• **Supplied records**

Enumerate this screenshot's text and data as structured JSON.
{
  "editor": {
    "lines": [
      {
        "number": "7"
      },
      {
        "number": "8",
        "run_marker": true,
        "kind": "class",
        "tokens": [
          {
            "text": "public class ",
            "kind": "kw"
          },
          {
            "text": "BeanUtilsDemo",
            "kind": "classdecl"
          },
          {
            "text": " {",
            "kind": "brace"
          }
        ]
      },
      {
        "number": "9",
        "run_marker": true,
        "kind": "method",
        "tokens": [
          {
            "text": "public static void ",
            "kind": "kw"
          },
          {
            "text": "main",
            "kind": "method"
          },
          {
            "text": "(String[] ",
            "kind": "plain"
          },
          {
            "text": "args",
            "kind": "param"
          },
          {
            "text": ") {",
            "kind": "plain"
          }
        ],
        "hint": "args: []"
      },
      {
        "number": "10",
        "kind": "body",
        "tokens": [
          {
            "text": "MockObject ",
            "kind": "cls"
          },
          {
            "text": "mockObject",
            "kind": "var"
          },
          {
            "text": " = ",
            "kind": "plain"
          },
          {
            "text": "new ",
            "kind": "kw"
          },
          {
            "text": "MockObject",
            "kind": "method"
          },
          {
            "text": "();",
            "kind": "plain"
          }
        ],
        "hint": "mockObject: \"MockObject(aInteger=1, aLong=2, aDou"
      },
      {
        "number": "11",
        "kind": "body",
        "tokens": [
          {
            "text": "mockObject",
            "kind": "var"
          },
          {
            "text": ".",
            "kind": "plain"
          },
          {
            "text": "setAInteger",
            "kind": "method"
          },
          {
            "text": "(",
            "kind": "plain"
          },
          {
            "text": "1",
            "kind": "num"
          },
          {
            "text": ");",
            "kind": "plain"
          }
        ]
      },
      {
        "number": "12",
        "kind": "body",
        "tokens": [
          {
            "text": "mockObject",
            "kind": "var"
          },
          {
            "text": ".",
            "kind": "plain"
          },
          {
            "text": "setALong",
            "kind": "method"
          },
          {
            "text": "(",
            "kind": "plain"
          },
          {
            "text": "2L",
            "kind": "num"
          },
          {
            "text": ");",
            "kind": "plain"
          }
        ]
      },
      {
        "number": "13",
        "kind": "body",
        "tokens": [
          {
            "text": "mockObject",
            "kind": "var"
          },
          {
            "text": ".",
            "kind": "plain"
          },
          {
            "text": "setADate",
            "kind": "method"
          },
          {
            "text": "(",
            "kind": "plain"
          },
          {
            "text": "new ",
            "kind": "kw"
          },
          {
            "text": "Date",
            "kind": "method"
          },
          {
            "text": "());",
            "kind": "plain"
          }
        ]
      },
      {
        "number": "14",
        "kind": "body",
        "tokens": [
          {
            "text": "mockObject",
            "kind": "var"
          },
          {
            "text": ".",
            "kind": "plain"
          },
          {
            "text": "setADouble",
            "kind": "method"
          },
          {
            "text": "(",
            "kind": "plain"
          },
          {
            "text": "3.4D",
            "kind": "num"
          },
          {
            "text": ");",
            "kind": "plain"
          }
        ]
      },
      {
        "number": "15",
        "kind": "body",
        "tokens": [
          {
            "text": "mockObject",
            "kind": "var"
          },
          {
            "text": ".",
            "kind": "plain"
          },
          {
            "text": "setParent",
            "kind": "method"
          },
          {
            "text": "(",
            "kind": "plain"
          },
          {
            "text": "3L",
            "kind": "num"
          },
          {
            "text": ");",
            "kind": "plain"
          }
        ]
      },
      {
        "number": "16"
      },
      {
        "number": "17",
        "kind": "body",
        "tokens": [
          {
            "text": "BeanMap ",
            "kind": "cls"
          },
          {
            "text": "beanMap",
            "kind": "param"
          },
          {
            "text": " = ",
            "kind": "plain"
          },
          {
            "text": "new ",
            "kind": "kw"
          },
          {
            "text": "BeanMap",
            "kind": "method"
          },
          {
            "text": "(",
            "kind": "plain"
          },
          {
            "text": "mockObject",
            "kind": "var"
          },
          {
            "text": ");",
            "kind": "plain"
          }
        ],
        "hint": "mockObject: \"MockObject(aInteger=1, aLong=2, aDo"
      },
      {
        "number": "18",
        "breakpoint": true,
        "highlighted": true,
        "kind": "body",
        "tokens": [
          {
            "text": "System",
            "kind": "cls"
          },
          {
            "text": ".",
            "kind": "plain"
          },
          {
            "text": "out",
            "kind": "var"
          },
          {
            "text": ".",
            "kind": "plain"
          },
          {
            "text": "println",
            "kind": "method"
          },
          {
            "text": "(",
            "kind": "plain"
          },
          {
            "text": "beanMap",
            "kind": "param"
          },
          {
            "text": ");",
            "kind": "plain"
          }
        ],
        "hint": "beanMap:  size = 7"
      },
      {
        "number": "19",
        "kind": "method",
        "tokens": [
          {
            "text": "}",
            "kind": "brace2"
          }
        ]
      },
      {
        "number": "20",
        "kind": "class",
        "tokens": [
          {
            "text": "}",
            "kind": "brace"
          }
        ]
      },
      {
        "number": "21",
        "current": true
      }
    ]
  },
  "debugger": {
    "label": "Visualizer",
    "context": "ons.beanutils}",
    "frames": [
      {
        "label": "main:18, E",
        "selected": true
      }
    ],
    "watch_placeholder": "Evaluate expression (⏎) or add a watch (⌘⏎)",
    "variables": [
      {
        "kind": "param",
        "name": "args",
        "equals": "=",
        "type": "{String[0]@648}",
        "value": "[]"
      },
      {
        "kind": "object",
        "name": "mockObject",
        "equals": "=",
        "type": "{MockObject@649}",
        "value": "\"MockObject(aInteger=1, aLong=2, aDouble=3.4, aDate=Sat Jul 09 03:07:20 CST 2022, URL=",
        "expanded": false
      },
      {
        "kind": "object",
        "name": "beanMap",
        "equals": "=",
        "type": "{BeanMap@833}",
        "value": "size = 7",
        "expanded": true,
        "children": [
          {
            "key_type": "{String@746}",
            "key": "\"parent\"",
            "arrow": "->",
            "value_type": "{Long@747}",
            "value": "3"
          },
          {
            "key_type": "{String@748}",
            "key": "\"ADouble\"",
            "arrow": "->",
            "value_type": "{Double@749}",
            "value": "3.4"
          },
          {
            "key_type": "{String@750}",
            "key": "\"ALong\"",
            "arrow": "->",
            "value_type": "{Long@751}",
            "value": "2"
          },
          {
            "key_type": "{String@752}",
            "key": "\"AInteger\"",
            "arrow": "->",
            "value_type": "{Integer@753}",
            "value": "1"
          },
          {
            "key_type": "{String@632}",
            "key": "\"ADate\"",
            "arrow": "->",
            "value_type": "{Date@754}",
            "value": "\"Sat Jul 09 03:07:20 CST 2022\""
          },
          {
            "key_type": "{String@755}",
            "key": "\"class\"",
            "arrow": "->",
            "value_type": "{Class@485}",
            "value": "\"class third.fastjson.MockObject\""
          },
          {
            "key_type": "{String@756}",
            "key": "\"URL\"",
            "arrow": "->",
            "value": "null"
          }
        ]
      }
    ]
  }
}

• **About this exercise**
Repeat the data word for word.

• **Exercise solution**
Enumerate this screenshot's text and data as structured JSON.
{
  "editor": {
    "lines": [
      {
        "number": "7"
      },
      {
        "number": "8",
        "run_marker": true,
        "kind": "class",
        "tokens": [
          {
            "text": "public class ",
            "kind": "kw"
          },
          {
            "text": "BeanUtilsDemo",
            "kind": "classdecl"
          },
          {
            "text": " {",
            "kind": "brace"
          }
        ]
      },
      {
        "number": "9",
        "run_marker": true,
        "kind": "method",
        "tokens": [
          {
            "text": "public static void ",
            "kind": "kw"
          },
          {
            "text": "main",
            "kind": "method"
          },
          {
            "text": "(String[] ",
            "kind": "plain"
          },
          {
            "text": "args",
            "kind": "param"
          },
          {
            "text": ") {",
            "kind": "plain"
          }
        ],
        "hint": "args: []"
      },
      {
        "number": "10",
        "kind": "body",
        "tokens": [
          {
            "text": "MockObject ",
            "kind": "cls"
          },
          {
            "text": "mockObject",
            "kind": "var"
          },
          {
            "text": " = ",
            "kind": "plain"
          },
          {
            "text": "new ",
            "kind": "kw"
          },
          {
            "text": "MockObject",
            "kind": "method"
          },
          {
            "text": "();",
            "kind": "plain"
          }
        ],
        "hint": "mockObject: \"MockObject(aInteger=1, aLong=2, aDou"
      },
      {
        "number": "11",
        "kind": "body",
        "tokens": [
          {
            "text": "mockObject",
            "kind": "var"
          },
          {
            "text": ".",
            "kind": "plain"
          },
          {
            "text": "setAInteger",
            "kind": "method"
          },
          {
            "text": "(",
            "kind": "plain"
          },
          {
            "text": "1",
            "kind": "num"
          },
          {
            "text": ");",
            "kind": "plain"
          }
        ]
      },
      {
        "number": "12",
        "kind": "body",
        "tokens": [
          {
            "text": "mockObject",
            "kind": "var"
          },
          {
            "text": ".",
            "kind": "plain"
          },
          {
            "text": "setALong",
            "kind": "method"
          },
          {
            "text": "(",
            "kind": "plain"
          },
          {
            "text": "2L",
            "kind": "num"
          },
          {
            "text": ");",
            "kind": "plain"
          }
        ]
      },
      {
        "number": "13",
        "kind": "body",
        "tokens": [
          {
            "text": "mockObject",
            "kind": "var"
          },
          {
            "text": ".",
            "kind": "plain"
          },
          {
            "text": "setADate",
            "kind": "method"
          },
          {
            "text": "(",
            "kind": "plain"
          },
          {
            "text": "new ",
            "kind": "kw"
          },
          {
            "text": "Date",
            "kind": "method"
          },
          {
            "text": "());",
            "kind": "plain"
          }
        ]
      },
      {
        "number": "14",
        "kind": "body",
        "tokens": [
          {
            "text": "mockObject",
            "kind": "var"
          },
          {
            "text": ".",
            "kind": "plain"
          },
          {
            "text": "setADouble",
            "kind": "method"
          },
          {
            "text": "(",
            "kind": "plain"
          },
          {
            "text": "3.4D",
            "kind": "num"
          },
          {
            "text": ");",
            "kind": "plain"
          }
        ]
      },
      {
        "number": "15",
        "kind": "body",
        "tokens": [
          {
            "text": "mockObject",
            "kind": "var"
          },
          {
            "text": ".",
            "kind": "plain"
          },
          {
            "text": "setParent",
            "kind": "method"
          },
          {
            "text": "(",
            "kind": "plain"
          },
          {
            "text": "3L",
            "kind": "num"
          },
          {
            "text": ");",
            "kind": "plain"
          }
        ]
      },
      {
        "number": "16"
      },
      {
        "number": "17",
        "kind": "body",
        "tokens": [
          {
            "text": "BeanMap ",
            "kind": "cls"
          },
          {
            "text": "beanMap",
            "kind": "param"
          },
          {
            "text": " = ",
            "kind": "plain"
          },
          {
            "text": "new ",
            "kind": "kw"
          },
          {
            "text": "BeanMap",
            "kind": "method"
          },
          {
            "text": "(",
            "kind": "plain"
          },
          {
            "text": "mockObject",
            "kind": "var"
          },
          {
            "text": ");",
            "kind": "plain"
          }
        ],
        "hint": "mockObject: \"MockObject(aInteger=1, aLong=2, aDo"
      },
      {
        "number": "18",
        "breakpoint": true,
        "highlighted": true,
        "kind": "body",
        "tokens": [
          {
            "text": "System",
            "kind": "cls"
          },
          {
            "text": ".",
            "kind": "plain"
          },
          {
            "text": "out",
            "kind": "var"
          },
          {
            "text": ".",
            "kind": "plain"
          },
          {
            "text": "println",
            "kind": "method"
          },
          {
            "text": "(",
            "kind": "plain"
          },
          {
            "text": "beanMap",
            "kind": "param"
          },
          {
            "text": ");",
            "kind": "plain"
          }
        ],
        "hint": "beanMap:  size = 7"
      },
      {
        "number": "19",
        "kind": "method",
        "tokens": [
          {
            "text": "}",
            "kind": "brace2"
          }
        ]
      },
      {
        "number": "20",
        "kind": "class",
        "tokens": [
          {
            "text": "}",
            "kind": "brace"
          }
        ]
      },
      {
        "number": "21",
        "current": true
      }
    ]
  },
  "debugger": {
    "label": "Visualizer",
    "context": "ons.beanutils}",
    "frames": [
      {
        "label": "main:18, E",
        "selected": true
      }
    ],
    "watch_placeholder": "Evaluate expression (⏎) or add a watch (⌘⏎)",
    "variables": [
      {
        "kind": "param",
        "name": "args",
        "equals": "=",
        "type": "{String[0]@648}",
        "value": "[]"
      },
      {
        "kind": "object",
        "name": "mockObject",
        "equals": "=",
        "type": "{MockObject@649}",
        "value": "\"MockObject(aInteger=1, aLong=2, aDouble=3.4, aDate=Sat Jul 09 03:07:20 CST 2022, URL=",
        "expanded": false
      },
      {
        "kind": "object",
        "name": "beanMap",
        "equals": "=",
        "type": "{BeanMap@833}",
        "value": "size = 7",
        "expanded": true,
        "children": [
          {
            "key_type": "{String@746}",
            "key": "\"parent\"",
            "arrow": "->",
            "value_type": "{Long@747}",
            "value": "3"
          },
          {
            "key_type": "{String@748}",
            "key": "\"ADouble\"",
            "arrow": "->",
            "value_type": "{Double@749}",
            "value": "3.4"
          },
          {
            "key_type": "{String@750}",
            "key": "\"ALong\"",
            "arrow": "->",
            "value_type": "{Long@751}",
            "value": "2"
          },
          {
            "key_type": "{String@752}",
            "key": "\"AInteger\"",
            "arrow": "->",
            "value_type": "{Integer@753}",
            "value": "1"
          },
          {
            "key_type": "{String@632}",
            "key": "\"ADate\"",
            "arrow": "->",
            "value_type": "{Date@754}",
            "value": "\"Sat Jul 09 03:07:20 CST 2022\""
          },
          {
            "key_type": "{String@755}",
            "key": "\"class\"",
            "arrow": "->",
            "value_type": "{Class@485}",
            "value": "\"class third.fastjson.MockObject\""
          },
          {
            "key_type": "{String@756}",
            "key": "\"URL\"",
            "arrow": "->",
            "value": "null"
          }
        ]
      }
    ]
  }
}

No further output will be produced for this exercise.